There is a legend telling tales of a specific smith who brutally removed his disciple’s hand for testing the temperature of the water he used for the hardening procedure. In the different schools of swordmakers there are numerous unique varieties in the materials used in manufacturing a katana. The different procedures and methods mentioned earlier, especially when it comes to the clay used to cover the blade before the yaki-rage, yet all swordsmiths use a similar work method.
The use of the clay in various thicknesses to different parts of the blade enables the steel to cool off faster along the part with a thinner coating of clay when plunged into the tank of water and consequently form into the harder type of steel called martensite, which can be filed to razor-like sharpness. The back covered with a thicker clay coating cools off more gradually gaining the pearlite steel attributes of medium softness and flexibility.
The exact way by which the clay is smeared onto the blade and scratched off at the edge, is a deciding factor of the shape and highlights of the structure known as the hamon. This unmistakable tempering line found close to the sharpened edge is one of the fundamental parts you should examine when determining the quality of a katana blade.
The martensitic steel which can be noticed from the edge of the blade up to the hamon, or temper line, which is basically the naturally occurring transitional line between these two distinct types of steel, and is the place where most of the beautiful colors, patterns and uniqueness of the Japanese sword are to be found. The shape and structure of the hamon reveal what time-period it was produced, the swordsmith himself, and also what school or place the blade was manufactured. But besides the purely beautifying characteristics of the hamon, there are a few truly practical ones.
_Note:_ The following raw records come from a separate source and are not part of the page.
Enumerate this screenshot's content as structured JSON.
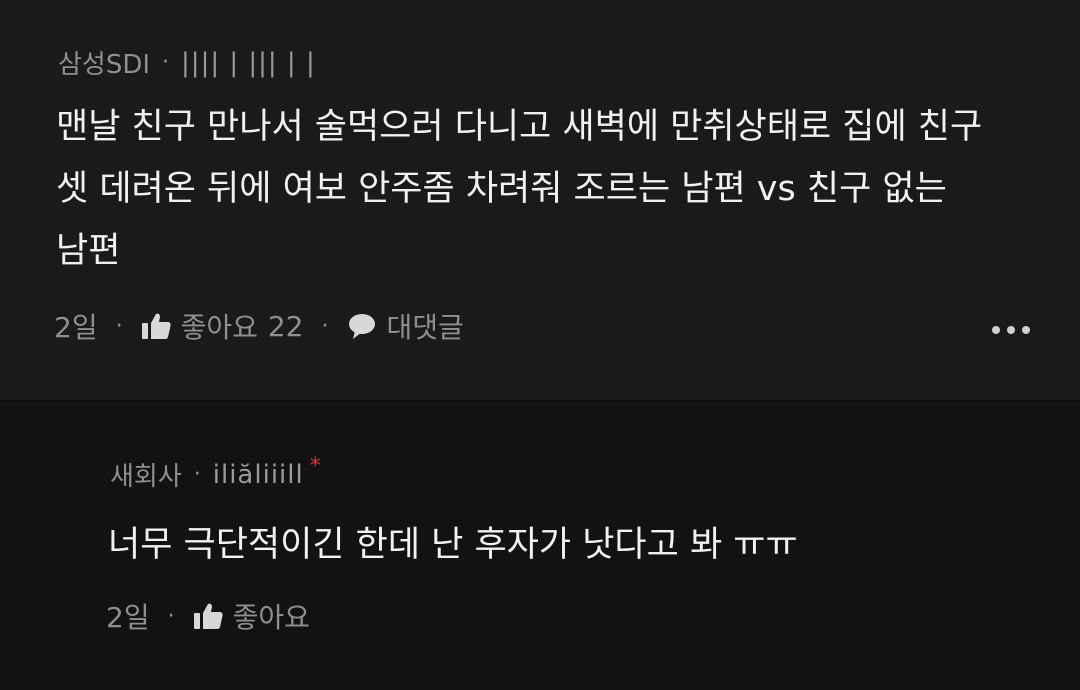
{
  "comment": {
    "author": "삼성SDI",
    "separator": "·",
    "handle": "|||| | ||| | |",
    "lines": [
      "맨날 친구 만나서 술먹으러 다니고 새벽에 만취상태로 집에 친구",
      "셋 데려온 뒤에 여보 안주좀 차려줘 조르는 남편 vs 친구 없는",
      "남편"
    ],
    "time": "2일",
    "like_label": "좋아요",
    "like_count": "22",
    "reply_label": "대댓글",
    "icons": {
      "like": "thumbs-up-icon",
      "reply": "speech-bubble-icon",
      "more": "more-dots-icon"
    }
  },
  "reply": {
    "author": "새회사",
    "separator": "·",
    "handle": "iliăliiill",
    "badge": "*",
    "text": "너무 극단적이긴 한데 난 후자가 낫다고 봐 ㅠㅠ",
    "time": "2일",
    "like_label": "좋아요"
  },
  "colors": {
    "background": "#131313",
    "main_comment_bg": "#1a1a1a",
    "text": "#f1f1f1",
    "muted": "#8f8f8f",
    "badge": "#e0303a"
  }
}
The harder edge will normally be taking most of the stress and potential harm to the blade in battle. This hardened edge can be filed and sharpened again many times, in spite of the fact that this will change the shape of the blade.
Practically all sword blades are decorated to some extend, as the sword-smith will leave his marks and often engravings, but not all katanas are decorated on the visible parts of the blade. When the blade has cooled off and the clay has been scratched off, grooves and markings (hi or bo-hi) might be added to it. As one of the most vital marks of the katana are the so called file markings, and they are cut into the tang or the handle area of the blade, where they will be covered by the grip later. The tang is NEVER TO BE CLEANED, and doing so can diminish the value of the katana by 50% or even more. This is to ensure and preserve the original steel and to show how well the steel ages.
Other markings on the blade are purely for show and artistic worth. such as writing in Kanji characters and also engravings called horimono portraying divine beings, mythical serpents, or other godly creatures. The hi and bo-hi however are very practical markings, as they lessen the weight of the katana while keeping the structural strength and sturdiness.
After the blade is produced, it is then sent to be cleaned and polished which takes somewhere in the range of one and three weeks. The polisher uses a series of polishing stones with progressively finer and finer grain in a procedure called coating, until the blade has a finish you can see your own reflection in like a mirror, while the dull edge of the katana is normally given a matte complexion to really show off the hamon.